Young Chefs Academy provides a fun, safe, and motivating environment for kids to become acquainted with the art of food and food presentation. Engaging chef instructors instill lessons of kitchen etiquette and safety in youngsters growing up in a world full of laser can-openers and sharp pasta rakes, giving children a capable handle on their surroundings as they journey into the land of food. Classes educate a variety of age groups, with specially catered classes for the kindergarten elite and junior line cooks, combining nutritional meals with basic food-prep skills that teach how to correctly follow a recipe to edible fruition. Senior flambéists are offered advanced classes that dig deeper into kitchen secrets and hone specific skills and techniques that expand the parameters of cooking creativity. Most classes last 90 minutes.
Owner Kathy Gentry once relied on baking to console her during marathon studying sessions in college. Years later, Gentry has built a booming business devoted to celebrating cake’s charms. Staff guide budding and seasoned pastry chefs alike toward cake tools and instructors curate a packed schedule of courses that cover everything from finessing fondant to freeing trapped clowns from giant cakes. The chefs even film a hugely popular YouTube video series in which they meticulously guide bakers on sugar-laced odysseys.
Jernard Wells learned to cook by watching his father, who prepared dinner for his six children every night. Inspired by his father and encouraged by his mother, Jernard started his own catering business while in high school and had immediate success. He made boxed lunches that were a hit with local construction workers; by the age of 22 he had opened two restaurants. Wells has since built on that success quite a bit—he’s put together presentations at large shows alongside Barack Obama and Paula Deen, authored two books, and made appearances on Food Network and Lifetime shows.
Today, Wells develops recipes for brands such as Whole Foods and sells specialty spices such as sweet tea chicken seasoning with black tea leaves and sage, and southern barbecue seasoning with smoked sea salt and paprika. He also extends his love of cooking to others though classes that focus on a range of topics—you can learn how to prepare quick appetizers, make Italian pasta sauces, or gracefully lick a plate clean.
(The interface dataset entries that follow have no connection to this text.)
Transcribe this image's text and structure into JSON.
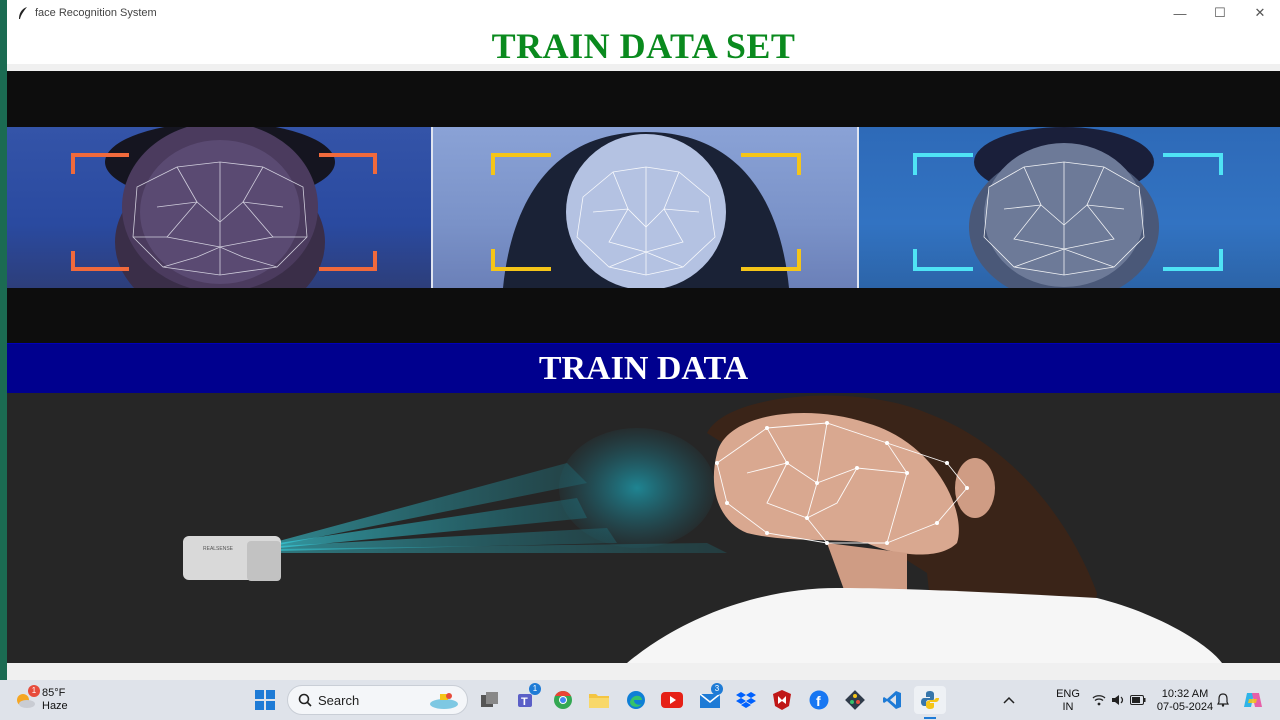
{
  "window": {
    "title": "face Recognition System"
  },
  "header": {
    "title": "TRAIN DATA SET"
  },
  "band": {
    "label": "TRAIN DATA"
  },
  "scene": {
    "device_label": "REALSENSE"
  },
  "taskbar": {
    "weather_temp": "85°F",
    "weather_desc": "Haze",
    "weather_badge": "1",
    "search_placeholder": "Search",
    "teams_badge": "1",
    "mail_badge": "3",
    "lang_line1": "ENG",
    "lang_line2": "IN",
    "time": "10:32 AM",
    "date": "07-05-2024"
  },
  "colors": {
    "header_text": "#0a8a1e",
    "band_bg": "#00008e",
    "frame_orange": "#f06a3c",
    "frame_yellow": "#f5c518",
    "frame_cyan": "#4fe3f5"
  },
  "icons": [
    "feather-icon",
    "minimize-icon",
    "maximize-icon",
    "close-icon",
    "windows-start-icon",
    "search-icon",
    "task-view-icon",
    "teams-icon",
    "chrome-icon",
    "file-explorer-icon",
    "edge-icon",
    "youtube-icon",
    "mail-icon",
    "dropbox-icon",
    "mcafee-icon",
    "facebook-icon",
    "git-icon",
    "vscode-icon",
    "python-icon",
    "chevron-up-icon",
    "wifi-icon",
    "speaker-icon",
    "battery-icon",
    "bell-icon",
    "copilot-icon"
  ]
}
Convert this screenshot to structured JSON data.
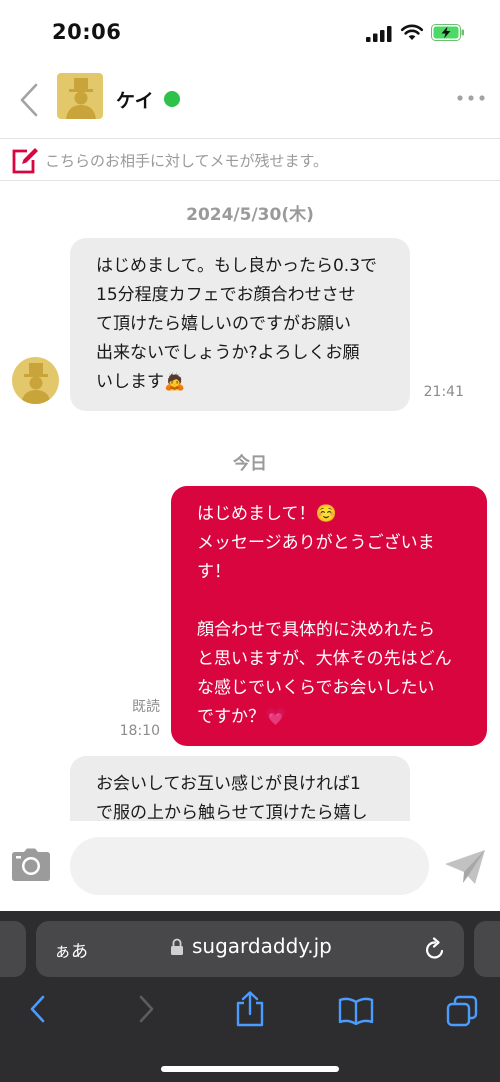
{
  "status_bar": {
    "time": "20:06"
  },
  "header": {
    "contact_name": "ケイ"
  },
  "memo": {
    "placeholder": "こちらのお相手に対してメモが残せます。"
  },
  "chat": {
    "date_1": "2024/5/30(木)",
    "msg_1": {
      "text": "はじめまして。もし良かったら0.3で\n15分程度カフェでお顔合わせさせ\nて頂けたら嬉しいのですがお願い\n出来ないでしょうか?よろしくお願\nいします🙇",
      "time": "21:41"
    },
    "date_2": "今日",
    "msg_2": {
      "text": "はじめまして！☺️\nメッセージありがとうございま\nす！\n\n顔合わせで具体的に決めれたら\nと思いますが、大体その先はどん\nな感じでいくらでお会いしたい\nですか？💗",
      "read": "既読",
      "time": "18:10"
    },
    "msg_3": {
      "text": "お会いしてお互い感じが良ければ1\nで服の上から触らせて頂けたら嬉し"
    }
  },
  "composer": {
    "input_value": ""
  },
  "browser": {
    "aa_label": "ぁあ",
    "url": "sugardaddy.jp"
  },
  "colors": {
    "accent": "#d8053f",
    "online": "#2ec24a",
    "incoming_bubble": "#ececec"
  }
}
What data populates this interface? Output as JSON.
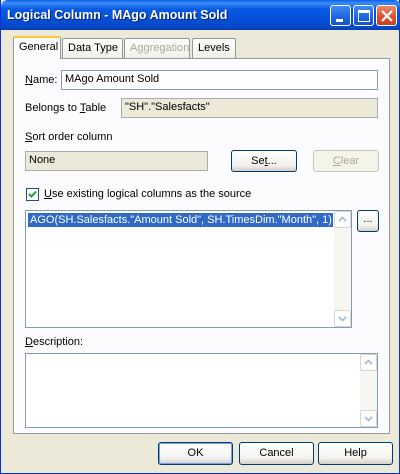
{
  "window": {
    "title": "Logical Column - MAgo Amount Sold"
  },
  "tabs": [
    {
      "label": "General",
      "active": true,
      "enabled": true
    },
    {
      "label": "Data Type",
      "active": false,
      "enabled": true
    },
    {
      "label": "Aggregation",
      "active": false,
      "enabled": false
    },
    {
      "label": "Levels",
      "active": false,
      "enabled": true
    }
  ],
  "general": {
    "name_label": "Name:",
    "name_value": "MAgo Amount Sold",
    "belongs_label": "Belongs to Table",
    "belongs_value": "\"SH\".\"Salesfacts\"",
    "sort_label": "Sort order column",
    "sort_value": "None",
    "set_button": "Set...",
    "clear_button": "Clear",
    "use_existing_label": "Use existing logical columns as the source",
    "use_existing_checked": true,
    "expression": "AGO(SH.Salesfacts.\"Amount Sold\", SH.TimesDim.\"Month\", 1)",
    "expr_button": "...",
    "description_label": "Description:",
    "description_value": ""
  },
  "buttons": {
    "ok": "OK",
    "cancel": "Cancel",
    "help": "Help"
  },
  "colors": {
    "titlebar": "#0a5ae4",
    "selection": "#316ac5",
    "face": "#ece9d8"
  }
}
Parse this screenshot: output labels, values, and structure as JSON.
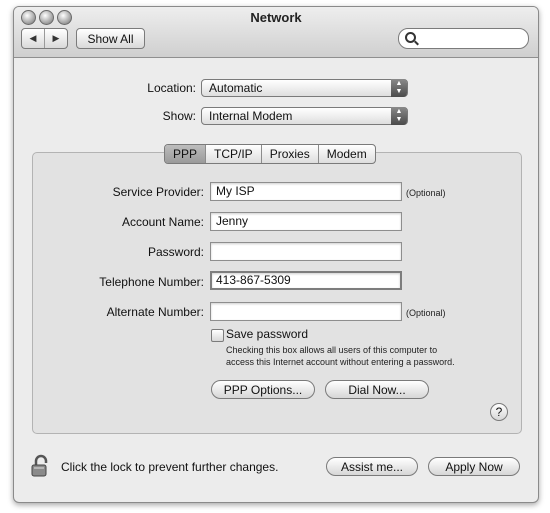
{
  "window": {
    "title": "Network"
  },
  "toolbar": {
    "back_icon": "back-arrow-icon",
    "forward_icon": "forward-arrow-icon",
    "show_all_label": "Show All",
    "search_placeholder": ""
  },
  "location": {
    "label": "Location:",
    "value": "Automatic"
  },
  "show": {
    "label": "Show:",
    "value": "Internal Modem"
  },
  "tabs": [
    {
      "label": "PPP",
      "active": true
    },
    {
      "label": "TCP/IP",
      "active": false
    },
    {
      "label": "Proxies",
      "active": false
    },
    {
      "label": "Modem",
      "active": false
    }
  ],
  "form": {
    "service_provider": {
      "label": "Service Provider:",
      "value": "My ISP",
      "note": "(Optional)"
    },
    "account_name": {
      "label": "Account Name:",
      "value": "Jenny"
    },
    "password": {
      "label": "Password:",
      "value": ""
    },
    "telephone_number": {
      "label": "Telephone Number:",
      "value": "413-867-5309"
    },
    "alternate_number": {
      "label": "Alternate Number:",
      "value": "",
      "note": "(Optional)"
    },
    "save_password": {
      "label": "Save password",
      "checked": false,
      "help_line1": "Checking this box allows all users of this computer to",
      "help_line2": "access this Internet account without entering a password."
    }
  },
  "buttons": {
    "ppp_options": "PPP Options...",
    "dial_now": "Dial Now...",
    "help": "?",
    "assist_me": "Assist me...",
    "apply_now": "Apply Now"
  },
  "footer": {
    "lock_text": "Click the lock to prevent further changes.",
    "lock_icon": "lock-icon"
  }
}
Standing Stone Farm's Paula Butler, whose cheese making was recently featured on PBS, demonstrates Old-World methods of cheese crafting during small classes held at her boutique dairy-goat farm. During cheese-making workshops, dairy manipulators will learn techniques to create greek feta, marinated feta, classic french chevre, and an easy 45-minute mozzarella, all using farm-fresh goat milk and provided cow's milk. Parched participants in the basic course can sip on complimentary coffee or bring their own alcoholic beverages from home. Upbeat, casual classes take place once or twice a month in the dairy farm's large kitchen with 12–15 students per session. Out on the fields, herds of nubian goats roam free, munching on alfalfa and watching farm-share members pick up their weekly gallon of raw goat milk.